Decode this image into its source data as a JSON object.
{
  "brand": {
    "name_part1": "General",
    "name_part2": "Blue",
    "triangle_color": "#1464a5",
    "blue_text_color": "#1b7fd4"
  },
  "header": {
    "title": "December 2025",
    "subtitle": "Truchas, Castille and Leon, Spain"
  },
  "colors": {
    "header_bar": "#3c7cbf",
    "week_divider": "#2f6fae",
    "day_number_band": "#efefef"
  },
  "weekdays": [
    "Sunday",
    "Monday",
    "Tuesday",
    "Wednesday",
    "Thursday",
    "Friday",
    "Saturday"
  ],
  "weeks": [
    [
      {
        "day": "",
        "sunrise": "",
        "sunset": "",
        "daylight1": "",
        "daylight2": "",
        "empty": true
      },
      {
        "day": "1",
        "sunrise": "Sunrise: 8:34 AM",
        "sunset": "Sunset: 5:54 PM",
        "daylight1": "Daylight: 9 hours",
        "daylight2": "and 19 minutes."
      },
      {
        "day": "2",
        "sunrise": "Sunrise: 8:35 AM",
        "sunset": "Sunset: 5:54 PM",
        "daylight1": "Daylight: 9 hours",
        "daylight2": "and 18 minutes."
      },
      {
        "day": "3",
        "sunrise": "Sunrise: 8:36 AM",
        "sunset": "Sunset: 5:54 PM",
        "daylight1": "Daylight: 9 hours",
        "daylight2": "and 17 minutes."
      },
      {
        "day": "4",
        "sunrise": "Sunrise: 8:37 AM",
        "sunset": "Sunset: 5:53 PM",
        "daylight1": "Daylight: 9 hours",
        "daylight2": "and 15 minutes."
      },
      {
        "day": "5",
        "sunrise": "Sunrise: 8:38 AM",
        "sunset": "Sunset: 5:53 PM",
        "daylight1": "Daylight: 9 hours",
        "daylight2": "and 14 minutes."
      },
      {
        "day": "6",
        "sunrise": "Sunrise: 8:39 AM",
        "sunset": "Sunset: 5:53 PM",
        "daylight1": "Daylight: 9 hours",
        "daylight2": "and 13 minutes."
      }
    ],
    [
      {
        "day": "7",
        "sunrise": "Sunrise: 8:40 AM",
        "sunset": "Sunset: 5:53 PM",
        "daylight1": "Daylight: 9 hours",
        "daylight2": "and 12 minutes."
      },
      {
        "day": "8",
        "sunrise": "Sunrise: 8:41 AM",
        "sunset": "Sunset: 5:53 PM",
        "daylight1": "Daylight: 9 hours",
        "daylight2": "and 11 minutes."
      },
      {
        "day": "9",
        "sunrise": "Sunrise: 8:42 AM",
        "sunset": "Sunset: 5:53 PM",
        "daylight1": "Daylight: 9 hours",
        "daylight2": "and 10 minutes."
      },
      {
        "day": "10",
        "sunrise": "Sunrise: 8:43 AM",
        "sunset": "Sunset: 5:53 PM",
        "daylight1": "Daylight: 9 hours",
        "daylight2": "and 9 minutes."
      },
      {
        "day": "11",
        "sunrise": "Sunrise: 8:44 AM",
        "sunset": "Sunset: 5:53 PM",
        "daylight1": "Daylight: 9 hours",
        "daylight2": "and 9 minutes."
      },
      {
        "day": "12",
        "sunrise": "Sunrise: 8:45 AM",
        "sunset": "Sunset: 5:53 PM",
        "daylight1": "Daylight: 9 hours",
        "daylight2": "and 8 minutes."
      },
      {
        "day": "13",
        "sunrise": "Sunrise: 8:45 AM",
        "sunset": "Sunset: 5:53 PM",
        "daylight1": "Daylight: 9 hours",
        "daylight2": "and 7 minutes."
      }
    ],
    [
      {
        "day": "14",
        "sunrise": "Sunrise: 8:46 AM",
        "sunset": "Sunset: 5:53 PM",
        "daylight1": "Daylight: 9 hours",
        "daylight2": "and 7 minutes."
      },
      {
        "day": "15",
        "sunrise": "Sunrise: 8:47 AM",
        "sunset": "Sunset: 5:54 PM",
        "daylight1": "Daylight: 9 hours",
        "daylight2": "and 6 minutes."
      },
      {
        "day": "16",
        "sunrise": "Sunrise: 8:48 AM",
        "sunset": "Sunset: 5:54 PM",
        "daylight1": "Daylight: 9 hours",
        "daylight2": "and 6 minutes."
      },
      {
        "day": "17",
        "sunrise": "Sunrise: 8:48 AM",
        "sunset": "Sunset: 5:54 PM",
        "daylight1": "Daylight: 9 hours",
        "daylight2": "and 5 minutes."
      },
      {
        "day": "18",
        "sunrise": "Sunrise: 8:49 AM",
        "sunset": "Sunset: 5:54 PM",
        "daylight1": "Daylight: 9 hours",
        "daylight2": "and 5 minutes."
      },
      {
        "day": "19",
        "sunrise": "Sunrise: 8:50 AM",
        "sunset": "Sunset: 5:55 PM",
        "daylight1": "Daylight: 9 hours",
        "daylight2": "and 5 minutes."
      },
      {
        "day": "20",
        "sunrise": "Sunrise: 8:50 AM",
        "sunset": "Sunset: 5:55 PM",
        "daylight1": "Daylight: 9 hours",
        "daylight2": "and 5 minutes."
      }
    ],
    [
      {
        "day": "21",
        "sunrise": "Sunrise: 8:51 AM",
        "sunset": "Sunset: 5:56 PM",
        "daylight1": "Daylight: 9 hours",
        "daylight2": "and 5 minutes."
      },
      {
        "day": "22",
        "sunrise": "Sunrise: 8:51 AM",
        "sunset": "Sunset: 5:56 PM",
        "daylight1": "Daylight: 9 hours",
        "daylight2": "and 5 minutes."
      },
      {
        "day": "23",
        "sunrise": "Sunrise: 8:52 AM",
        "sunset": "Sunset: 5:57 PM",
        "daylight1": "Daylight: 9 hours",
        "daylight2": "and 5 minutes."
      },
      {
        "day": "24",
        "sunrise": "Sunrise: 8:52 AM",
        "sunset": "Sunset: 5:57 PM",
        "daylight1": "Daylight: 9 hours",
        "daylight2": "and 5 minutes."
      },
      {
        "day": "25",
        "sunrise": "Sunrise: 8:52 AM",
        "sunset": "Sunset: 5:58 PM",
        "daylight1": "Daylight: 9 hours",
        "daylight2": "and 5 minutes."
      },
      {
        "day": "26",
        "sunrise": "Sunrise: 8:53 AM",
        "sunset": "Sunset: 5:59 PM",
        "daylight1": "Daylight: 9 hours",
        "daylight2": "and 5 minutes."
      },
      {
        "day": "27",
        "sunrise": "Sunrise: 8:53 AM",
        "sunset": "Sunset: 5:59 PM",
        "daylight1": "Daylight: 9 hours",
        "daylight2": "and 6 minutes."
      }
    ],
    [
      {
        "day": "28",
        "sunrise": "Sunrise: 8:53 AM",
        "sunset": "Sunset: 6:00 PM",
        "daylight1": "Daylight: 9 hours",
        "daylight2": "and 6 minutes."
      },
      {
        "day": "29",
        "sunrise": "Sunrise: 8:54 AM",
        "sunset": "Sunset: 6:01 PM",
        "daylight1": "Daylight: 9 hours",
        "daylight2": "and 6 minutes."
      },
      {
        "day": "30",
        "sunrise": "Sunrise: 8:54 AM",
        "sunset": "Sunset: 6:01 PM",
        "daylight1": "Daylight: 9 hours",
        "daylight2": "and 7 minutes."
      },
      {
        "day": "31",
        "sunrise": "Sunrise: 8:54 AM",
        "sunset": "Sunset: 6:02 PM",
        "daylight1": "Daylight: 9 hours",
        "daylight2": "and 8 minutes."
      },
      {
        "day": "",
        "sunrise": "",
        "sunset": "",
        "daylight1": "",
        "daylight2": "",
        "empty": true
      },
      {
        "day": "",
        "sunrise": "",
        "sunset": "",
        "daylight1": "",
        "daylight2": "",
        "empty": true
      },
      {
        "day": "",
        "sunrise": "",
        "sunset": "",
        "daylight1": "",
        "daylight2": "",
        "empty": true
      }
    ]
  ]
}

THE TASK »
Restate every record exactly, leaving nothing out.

ANSWER AREA »
Decode this image into its source data as a JSON object.
{
  "brand": {
    "name_part1": "General",
    "name_part2": "Blue",
    "triangle_color": "#1464a5",
    "blue_text_color": "#1b7fd4"
  },
  "header": {
    "title": "December 2025",
    "subtitle": "Truchas, Castille and Leon, Spain"
  },
  "colors": {
    "header_bar": "#3c7cbf",
    "week_divider": "#2f6fae",
    "day_number_band": "#efefef"
  },
  "weekdays": [
    "Sunday",
    "Monday",
    "Tuesday",
    "Wednesday",
    "Thursday",
    "Friday",
    "Saturday"
  ],
  "weeks": [
    [
      {
        "day": "",
        "sunrise": "",
        "sunset": "",
        "daylight1": "",
        "daylight2": "",
        "empty": true
      },
      {
        "day": "1",
        "sunrise": "Sunrise: 8:34 AM",
        "sunset": "Sunset: 5:54 PM",
        "daylight1": "Daylight: 9 hours",
        "daylight2": "and 19 minutes."
      },
      {
        "day": "2",
        "sunrise": "Sunrise: 8:35 AM",
        "sunset": "Sunset: 5:54 PM",
        "daylight1": "Daylight: 9 hours",
        "daylight2": "and 18 minutes."
      },
      {
        "day": "3",
        "sunrise": "Sunrise: 8:36 AM",
        "sunset": "Sunset: 5:54 PM",
        "daylight1": "Daylight: 9 hours",
        "daylight2": "and 17 minutes."
      },
      {
        "day": "4",
        "sunrise": "Sunrise: 8:37 AM",
        "sunset": "Sunset: 5:53 PM",
        "daylight1": "Daylight: 9 hours",
        "daylight2": "and 15 minutes."
      },
      {
        "day": "5",
        "sunrise": "Sunrise: 8:38 AM",
        "sunset": "Sunset: 5:53 PM",
        "daylight1": "Daylight: 9 hours",
        "daylight2": "and 14 minutes."
      },
      {
        "day": "6",
        "sunrise": "Sunrise: 8:39 AM",
        "sunset": "Sunset: 5:53 PM",
        "daylight1": "Daylight: 9 hours",
        "daylight2": "and 13 minutes."
      }
    ],
    [
      {
        "day": "7",
        "sunrise": "Sunrise: 8:40 AM",
        "sunset": "Sunset: 5:53 PM",
        "daylight1": "Daylight: 9 hours",
        "daylight2": "and 12 minutes."
      },
      {
        "day": "8",
        "sunrise": "Sunrise: 8:41 AM",
        "sunset": "Sunset: 5:53 PM",
        "daylight1": "Daylight: 9 hours",
        "daylight2": "and 11 minutes."
      },
      {
        "day": "9",
        "sunrise": "Sunrise: 8:42 AM",
        "sunset": "Sunset: 5:53 PM",
        "daylight1": "Daylight: 9 hours",
        "daylight2": "and 10 minutes."
      },
      {
        "day": "10",
        "sunrise": "Sunrise: 8:43 AM",
        "sunset": "Sunset: 5:53 PM",
        "daylight1": "Daylight: 9 hours",
        "daylight2": "and 9 minutes."
      },
      {
        "day": "11",
        "sunrise": "Sunrise: 8:44 AM",
        "sunset": "Sunset: 5:53 PM",
        "daylight1": "Daylight: 9 hours",
        "daylight2": "and 9 minutes."
      },
      {
        "day": "12",
        "sunrise": "Sunrise: 8:45 AM",
        "sunset": "Sunset: 5:53 PM",
        "daylight1": "Daylight: 9 hours",
        "daylight2": "and 8 minutes."
      },
      {
        "day": "13",
        "sunrise": "Sunrise: 8:45 AM",
        "sunset": "Sunset: 5:53 PM",
        "daylight1": "Daylight: 9 hours",
        "daylight2": "and 7 minutes."
      }
    ],
    [
      {
        "day": "14",
        "sunrise": "Sunrise: 8:46 AM",
        "sunset": "Sunset: 5:53 PM",
        "daylight1": "Daylight: 9 hours",
        "daylight2": "and 7 minutes."
      },
      {
        "day": "15",
        "sunrise": "Sunrise: 8:47 AM",
        "sunset": "Sunset: 5:54 PM",
        "daylight1": "Daylight: 9 hours",
        "daylight2": "and 6 minutes."
      },
      {
        "day": "16",
        "sunrise": "Sunrise: 8:48 AM",
        "sunset": "Sunset: 5:54 PM",
        "daylight1": "Daylight: 9 hours",
        "daylight2": "and 6 minutes."
      },
      {
        "day": "17",
        "sunrise": "Sunrise: 8:48 AM",
        "sunset": "Sunset: 5:54 PM",
        "daylight1": "Daylight: 9 hours",
        "daylight2": "and 5 minutes."
      },
      {
        "day": "18",
        "sunrise": "Sunrise: 8:49 AM",
        "sunset": "Sunset: 5:54 PM",
        "daylight1": "Daylight: 9 hours",
        "daylight2": "and 5 minutes."
      },
      {
        "day": "19",
        "sunrise": "Sunrise: 8:50 AM",
        "sunset": "Sunset: 5:55 PM",
        "daylight1": "Daylight: 9 hours",
        "daylight2": "and 5 minutes."
      },
      {
        "day": "20",
        "sunrise": "Sunrise: 8:50 AM",
        "sunset": "Sunset: 5:55 PM",
        "daylight1": "Daylight: 9 hours",
        "daylight2": "and 5 minutes."
      }
    ],
    [
      {
        "day": "21",
        "sunrise": "Sunrise: 8:51 AM",
        "sunset": "Sunset: 5:56 PM",
        "daylight1": "Daylight: 9 hours",
        "daylight2": "and 5 minutes."
      },
      {
        "day": "22",
        "sunrise": "Sunrise: 8:51 AM",
        "sunset": "Sunset: 5:56 PM",
        "daylight1": "Daylight: 9 hours",
        "daylight2": "and 5 minutes."
      },
      {
        "day": "23",
        "sunrise": "Sunrise: 8:52 AM",
        "sunset": "Sunset: 5:57 PM",
        "daylight1": "Daylight: 9 hours",
        "daylight2": "and 5 minutes."
      },
      {
        "day": "24",
        "sunrise": "Sunrise: 8:52 AM",
        "sunset": "Sunset: 5:57 PM",
        "daylight1": "Daylight: 9 hours",
        "daylight2": "and 5 minutes."
      },
      {
        "day": "25",
        "sunrise": "Sunrise: 8:52 AM",
        "sunset": "Sunset: 5:58 PM",
        "daylight1": "Daylight: 9 hours",
        "daylight2": "and 5 minutes."
      },
      {
        "day": "26",
        "sunrise": "Sunrise: 8:53 AM",
        "sunset": "Sunset: 5:59 PM",
        "daylight1": "Daylight: 9 hours",
        "daylight2": "and 5 minutes."
      },
      {
        "day": "27",
        "sunrise": "Sunrise: 8:53 AM",
        "sunset": "Sunset: 5:59 PM",
        "daylight1": "Daylight: 9 hours",
        "daylight2": "and 6 minutes."
      }
    ],
    [
      {
        "day": "28",
        "sunrise": "Sunrise: 8:53 AM",
        "sunset": "Sunset: 6:00 PM",
        "daylight1": "Daylight: 9 hours",
        "daylight2": "and 6 minutes."
      },
      {
        "day": "29",
        "sunrise": "Sunrise: 8:54 AM",
        "sunset": "Sunset: 6:01 PM",
        "daylight1": "Daylight: 9 hours",
        "daylight2": "and 6 minutes."
      },
      {
        "day": "30",
        "sunrise": "Sunrise: 8:54 AM",
        "sunset": "Sunset: 6:01 PM",
        "daylight1": "Daylight: 9 hours",
        "daylight2": "and 7 minutes."
      },
      {
        "day": "31",
        "sunrise": "Sunrise: 8:54 AM",
        "sunset": "Sunset: 6:02 PM",
        "daylight1": "Daylight: 9 hours",
        "daylight2": "and 8 minutes."
      },
      {
        "day": "",
        "sunrise": "",
        "sunset": "",
        "daylight1": "",
        "daylight2": "",
        "empty": true
      },
      {
        "day": "",
        "sunrise": "",
        "sunset": "",
        "daylight1": "",
        "daylight2": "",
        "empty": true
      },
      {
        "day": "",
        "sunrise": "",
        "sunset": "",
        "daylight1": "",
        "daylight2": "",
        "empty": true
      }
    ]
  ]
}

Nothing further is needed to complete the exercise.